TASK GOAL ::
When the string "path" is part of a line in the data below, report the whole line.

══════

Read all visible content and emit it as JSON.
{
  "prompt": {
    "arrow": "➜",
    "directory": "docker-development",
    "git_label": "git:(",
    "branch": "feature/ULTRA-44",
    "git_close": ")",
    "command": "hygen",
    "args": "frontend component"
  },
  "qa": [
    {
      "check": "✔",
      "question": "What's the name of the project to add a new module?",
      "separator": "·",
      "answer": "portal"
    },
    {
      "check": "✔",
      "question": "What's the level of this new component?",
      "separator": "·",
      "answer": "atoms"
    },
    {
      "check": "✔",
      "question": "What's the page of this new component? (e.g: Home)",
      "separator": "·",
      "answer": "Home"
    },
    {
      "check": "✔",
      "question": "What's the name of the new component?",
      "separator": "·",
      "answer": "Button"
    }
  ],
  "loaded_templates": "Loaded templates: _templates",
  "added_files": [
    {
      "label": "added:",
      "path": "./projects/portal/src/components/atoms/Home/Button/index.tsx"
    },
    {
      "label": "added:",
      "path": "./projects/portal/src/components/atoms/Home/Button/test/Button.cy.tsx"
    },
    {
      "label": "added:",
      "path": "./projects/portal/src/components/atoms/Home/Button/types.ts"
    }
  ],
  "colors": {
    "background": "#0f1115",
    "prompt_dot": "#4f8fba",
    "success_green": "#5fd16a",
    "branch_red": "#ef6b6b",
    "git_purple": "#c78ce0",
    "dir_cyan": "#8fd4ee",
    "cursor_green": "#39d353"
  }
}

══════

WRITTEN ANSWER ::
      "path": "./projects/portal/src/components/atoms/Home/Button/index.tsx"
      "path": "./projects/portal/src/components/atoms/Home/Button/test/Button.cy.tsx"
      "path": "./projects/portal/src/components/atoms/Home/Button/types.ts"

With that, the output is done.